Although wireless charging pads already exist for smartphones, they only work if the phone is sitting still. For cars, that would be just as inconvenient as the current practice of plugging them in for an hour or two at charging stations.
Engineers have demonstrated a technology that could one day be scaled up to power a car moving down the road at high speed. In the nearer term, the system could soon make it practical to wirelessly recharge robots as they move around in warehouses and on factory floors, eliminating downtime and enabling robots to work almost around the clock.
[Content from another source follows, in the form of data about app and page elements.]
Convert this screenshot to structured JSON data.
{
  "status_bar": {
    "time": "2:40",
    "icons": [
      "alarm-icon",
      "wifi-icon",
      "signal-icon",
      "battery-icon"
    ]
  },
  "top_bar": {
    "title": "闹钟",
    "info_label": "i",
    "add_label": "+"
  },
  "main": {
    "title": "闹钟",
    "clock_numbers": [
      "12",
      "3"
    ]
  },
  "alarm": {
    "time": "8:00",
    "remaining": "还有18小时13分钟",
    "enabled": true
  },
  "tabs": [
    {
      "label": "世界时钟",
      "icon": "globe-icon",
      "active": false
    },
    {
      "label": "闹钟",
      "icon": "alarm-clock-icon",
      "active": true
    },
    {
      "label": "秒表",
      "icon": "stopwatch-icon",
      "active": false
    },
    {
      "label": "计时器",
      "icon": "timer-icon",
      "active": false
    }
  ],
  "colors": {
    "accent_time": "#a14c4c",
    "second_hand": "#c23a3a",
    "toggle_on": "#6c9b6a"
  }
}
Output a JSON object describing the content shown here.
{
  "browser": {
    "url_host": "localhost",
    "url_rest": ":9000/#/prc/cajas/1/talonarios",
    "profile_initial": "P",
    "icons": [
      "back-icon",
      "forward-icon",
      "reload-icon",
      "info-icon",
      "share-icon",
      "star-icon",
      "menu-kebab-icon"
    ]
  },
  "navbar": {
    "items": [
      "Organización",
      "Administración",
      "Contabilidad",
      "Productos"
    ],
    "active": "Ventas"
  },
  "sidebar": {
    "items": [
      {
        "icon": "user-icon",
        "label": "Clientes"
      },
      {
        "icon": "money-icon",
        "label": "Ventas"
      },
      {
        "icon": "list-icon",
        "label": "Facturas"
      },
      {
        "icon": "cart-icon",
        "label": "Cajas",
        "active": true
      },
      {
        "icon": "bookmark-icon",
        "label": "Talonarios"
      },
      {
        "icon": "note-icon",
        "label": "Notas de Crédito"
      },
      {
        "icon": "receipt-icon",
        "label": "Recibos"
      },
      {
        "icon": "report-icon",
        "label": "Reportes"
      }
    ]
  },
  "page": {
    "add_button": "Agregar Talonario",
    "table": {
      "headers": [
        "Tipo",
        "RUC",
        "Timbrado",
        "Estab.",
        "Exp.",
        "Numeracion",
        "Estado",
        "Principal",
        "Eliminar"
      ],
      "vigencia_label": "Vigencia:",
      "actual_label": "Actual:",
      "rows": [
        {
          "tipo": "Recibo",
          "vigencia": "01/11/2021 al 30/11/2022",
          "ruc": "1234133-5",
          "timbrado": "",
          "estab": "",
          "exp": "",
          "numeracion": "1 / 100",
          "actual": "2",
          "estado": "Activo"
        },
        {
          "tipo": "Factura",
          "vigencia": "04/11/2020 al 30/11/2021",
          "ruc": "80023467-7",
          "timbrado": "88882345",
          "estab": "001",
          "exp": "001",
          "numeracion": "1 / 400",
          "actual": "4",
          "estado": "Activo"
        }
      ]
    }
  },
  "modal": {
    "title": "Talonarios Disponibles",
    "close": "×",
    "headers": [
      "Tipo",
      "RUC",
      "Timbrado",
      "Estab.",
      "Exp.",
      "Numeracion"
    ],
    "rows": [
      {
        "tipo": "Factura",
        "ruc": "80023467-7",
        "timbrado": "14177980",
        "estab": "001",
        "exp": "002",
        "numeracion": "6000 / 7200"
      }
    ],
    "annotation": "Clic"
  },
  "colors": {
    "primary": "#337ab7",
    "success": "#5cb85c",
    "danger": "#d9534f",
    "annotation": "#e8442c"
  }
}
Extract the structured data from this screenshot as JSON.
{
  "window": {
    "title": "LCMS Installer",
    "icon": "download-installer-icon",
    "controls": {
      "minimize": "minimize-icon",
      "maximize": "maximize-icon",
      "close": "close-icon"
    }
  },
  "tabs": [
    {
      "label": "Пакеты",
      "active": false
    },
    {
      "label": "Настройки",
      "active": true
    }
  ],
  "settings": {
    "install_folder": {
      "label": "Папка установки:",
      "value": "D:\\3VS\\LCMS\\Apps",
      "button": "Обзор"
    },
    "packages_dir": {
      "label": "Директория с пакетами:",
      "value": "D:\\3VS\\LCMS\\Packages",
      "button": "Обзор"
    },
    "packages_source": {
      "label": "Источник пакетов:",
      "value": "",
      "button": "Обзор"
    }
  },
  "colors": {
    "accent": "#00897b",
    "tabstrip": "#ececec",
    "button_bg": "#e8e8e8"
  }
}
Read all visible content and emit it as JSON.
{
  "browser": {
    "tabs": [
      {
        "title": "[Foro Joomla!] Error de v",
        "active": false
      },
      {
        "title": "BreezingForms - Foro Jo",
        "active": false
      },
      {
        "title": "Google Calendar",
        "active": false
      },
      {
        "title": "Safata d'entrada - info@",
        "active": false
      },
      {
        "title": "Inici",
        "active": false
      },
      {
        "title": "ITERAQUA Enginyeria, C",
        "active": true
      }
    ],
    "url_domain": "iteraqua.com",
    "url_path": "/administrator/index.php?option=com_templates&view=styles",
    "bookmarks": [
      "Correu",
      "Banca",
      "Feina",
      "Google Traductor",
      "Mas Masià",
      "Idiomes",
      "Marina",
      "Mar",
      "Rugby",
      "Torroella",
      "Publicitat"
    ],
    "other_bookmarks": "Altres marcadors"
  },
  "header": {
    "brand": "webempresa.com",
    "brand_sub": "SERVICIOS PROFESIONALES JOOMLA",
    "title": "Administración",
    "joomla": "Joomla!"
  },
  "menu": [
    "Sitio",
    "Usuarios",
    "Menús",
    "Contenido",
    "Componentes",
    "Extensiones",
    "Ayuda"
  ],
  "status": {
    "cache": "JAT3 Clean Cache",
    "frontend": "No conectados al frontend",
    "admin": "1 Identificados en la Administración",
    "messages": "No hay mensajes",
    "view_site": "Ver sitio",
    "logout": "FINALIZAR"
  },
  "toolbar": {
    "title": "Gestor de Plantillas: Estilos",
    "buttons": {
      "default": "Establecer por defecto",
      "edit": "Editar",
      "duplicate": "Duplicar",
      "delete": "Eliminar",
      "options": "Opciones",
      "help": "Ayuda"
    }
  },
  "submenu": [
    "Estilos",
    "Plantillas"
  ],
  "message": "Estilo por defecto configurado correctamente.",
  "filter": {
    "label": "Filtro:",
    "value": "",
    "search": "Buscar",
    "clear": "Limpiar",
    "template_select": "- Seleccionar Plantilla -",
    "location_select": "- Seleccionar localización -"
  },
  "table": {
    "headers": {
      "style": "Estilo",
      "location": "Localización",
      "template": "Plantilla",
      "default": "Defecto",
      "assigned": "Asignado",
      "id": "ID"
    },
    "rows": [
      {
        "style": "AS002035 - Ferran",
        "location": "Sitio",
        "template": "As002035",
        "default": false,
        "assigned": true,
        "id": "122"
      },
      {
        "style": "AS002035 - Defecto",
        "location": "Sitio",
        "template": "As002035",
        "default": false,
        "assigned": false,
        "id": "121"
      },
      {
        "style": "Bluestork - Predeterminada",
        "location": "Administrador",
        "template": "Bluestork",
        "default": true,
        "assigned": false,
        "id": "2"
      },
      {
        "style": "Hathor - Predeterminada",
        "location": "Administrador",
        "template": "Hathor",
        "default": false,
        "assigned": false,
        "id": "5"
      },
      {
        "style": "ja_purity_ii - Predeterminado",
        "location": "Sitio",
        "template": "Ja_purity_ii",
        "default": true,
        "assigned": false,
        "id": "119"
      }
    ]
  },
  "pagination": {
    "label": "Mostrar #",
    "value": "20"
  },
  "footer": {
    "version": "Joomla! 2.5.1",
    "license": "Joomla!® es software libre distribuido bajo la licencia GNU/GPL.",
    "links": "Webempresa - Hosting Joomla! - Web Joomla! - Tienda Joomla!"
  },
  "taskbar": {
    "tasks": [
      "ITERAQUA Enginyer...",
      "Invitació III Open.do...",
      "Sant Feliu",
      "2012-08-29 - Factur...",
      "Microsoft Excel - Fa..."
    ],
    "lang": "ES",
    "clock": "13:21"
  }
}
Wireless chargers transmit electricity by creating a magnetic field that oscillates at a frequency that creates a resonating vibration in magnetic coils on the receiving device. The problem is that the resonant frequency changes if the distance between the source and receiver changes by even a small amount.
Previously, the researchers developed a wireless charger that could transmit electricity even as the distance to the receiver changes. They did this by incorporating an amplifier and feedback resistor that allowed the system to automatically adjust its operating frequency as the distance between the charger and the moving object changed. But that initial system wasn’t efficient enough to be practical. The amplifier used so much electricity internally to produce the required amplification effect that the system only transmitted 10% of the power flowing through the system.
In the new work, the researchers boosted the system’s wireless-transmission efficiency to 92%. The key was to replace the original amplifier with a far more efficient switch mode amplifier. Such amplifiers aren’t new but they will only produce high-efficiency amplification under very precise conditions.
The new prototype can wirelessly transmit 10 watts of electricity over a distance of two or three feet. There aren’t any fundamental obstacles to scaling up a system to transmit the tens or hundreds of kilowatts that a car would need and the system is more than fast enough to resupply a speeding automobile. The only limiting factor will be how fast the car’s batteries can absorb all the power.
The wireless chargers shouldn’t pose a health risk because even those that are powerful enough for cars would produce magnetic fields that are well within established safety guidelines. The magnetic fields can transmit electricity through people without them feeling a thing.
Though it could be years before wireless chargers become embedded in highways, the opportunities for robots and drones are more immediate. It’s much less costly to embed chargers in floors or on rooftops than on long stretches of highway.
For more information, contact Shanhui Fan at